BULAWAYO – The voting process in Bulawayo metropolitan Province started smoothly, and on time — with people braving the inclement weather to cast their votes.
By 7am, long winding queues had formed at polling stations in the western suburbs — with adults and the elderly making most of the voting population, while youths were conspicuous for their absence.
Around 3pm, most of the queues at various polling stations had disappeared save for a few where queues also remained relatively small.
In the eastern suburbs, the situation was the same as people woke up early to cast their vote albeit small queues at many centres.
At the Large and Small City Hall polling stations in the city centre long winding queues could be seen early in the morning but dwindled to a trickle as the day progressed.
Police officers who were unable to cast their ballots during the special voting process could be seen forming separate queues at different polling stations in the afternoon.
The Daily News witnessed some of the police officers being turned away because they had chosen wrong wards.
But of interest was how other polling stations within the same ward were overwhelmed by voters while some had relatively small queues.
At around 3pm, most polling stations in the city had recorded 500 votes, while some still recorded a margin as low as 207 voters.
While in the morning people at some polling stations were complaining of slow pace of the queue, by 3pm most stations were cleared with voters trickling in one by one.
For instance, at the Large City Hall 466 people had voted by 3pm. At the adjacent Small City Hall 295, had voted while 106 had been turned away mainly due to trying to vote at a wrong ward.
The Daily News’ observed that around the city, the process was peaceful except for some polling stations where campaign posters for different political parties had to be defaced or pulled down to conform to Zimbabwe Electoral Commission laws.
President of the smaller formation of MDC Welshman Ncube cast his vote just after 10am at Stanley Square in Bulawayo.
Speaking to journalists soon after casting his ballot, Ncube said he was happy with the process although they were some areas that had experienced teething problems.

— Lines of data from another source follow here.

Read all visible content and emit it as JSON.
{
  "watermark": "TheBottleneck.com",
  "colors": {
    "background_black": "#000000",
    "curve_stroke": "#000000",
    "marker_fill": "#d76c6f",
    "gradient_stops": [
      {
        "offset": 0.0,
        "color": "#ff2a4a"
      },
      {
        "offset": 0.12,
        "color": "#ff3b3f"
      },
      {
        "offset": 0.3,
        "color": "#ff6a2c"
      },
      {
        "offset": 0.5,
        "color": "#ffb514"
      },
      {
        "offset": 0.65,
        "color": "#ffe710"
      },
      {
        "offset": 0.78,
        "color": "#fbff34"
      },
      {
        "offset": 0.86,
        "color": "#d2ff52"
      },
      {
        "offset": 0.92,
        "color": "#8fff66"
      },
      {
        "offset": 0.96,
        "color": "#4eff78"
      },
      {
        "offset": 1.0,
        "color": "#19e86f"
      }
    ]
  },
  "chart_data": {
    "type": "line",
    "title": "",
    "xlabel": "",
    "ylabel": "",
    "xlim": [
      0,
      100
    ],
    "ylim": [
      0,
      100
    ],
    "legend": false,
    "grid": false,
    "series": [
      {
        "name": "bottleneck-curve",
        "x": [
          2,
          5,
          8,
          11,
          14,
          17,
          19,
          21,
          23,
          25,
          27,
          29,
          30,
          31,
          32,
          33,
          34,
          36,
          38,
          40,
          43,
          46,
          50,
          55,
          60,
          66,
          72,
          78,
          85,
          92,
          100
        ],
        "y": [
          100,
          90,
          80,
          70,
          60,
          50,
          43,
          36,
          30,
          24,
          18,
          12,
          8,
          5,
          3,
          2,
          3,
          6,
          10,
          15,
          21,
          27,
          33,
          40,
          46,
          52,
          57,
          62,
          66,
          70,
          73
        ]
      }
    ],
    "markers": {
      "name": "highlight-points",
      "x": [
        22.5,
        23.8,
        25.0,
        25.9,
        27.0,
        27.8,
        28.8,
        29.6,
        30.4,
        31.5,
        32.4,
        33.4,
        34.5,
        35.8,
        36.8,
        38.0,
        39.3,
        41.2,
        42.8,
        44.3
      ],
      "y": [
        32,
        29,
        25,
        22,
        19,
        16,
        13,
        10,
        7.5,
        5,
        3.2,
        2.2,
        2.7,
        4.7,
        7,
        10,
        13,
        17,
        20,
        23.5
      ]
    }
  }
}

“So far we are happy with all the reports we are getting from across the country with the exception of a few teething problems around polling agents not being allowed to get into the polling stations.
Our understanding is the process is going on smoothly. Assuming that there will be queues by 7pm the laws should be followed that everyone should be allowed to vote.” Ncube said.
On his reaction to President Mugabe’s pledge to surrender if defeated Ncube said: “Let us announce the results as quickly and as expeditiously as possible and let us then respect the outcome thereafter. Whoever emerges the winner let every Zimbabwean respect that and wish them well in forming the next government.”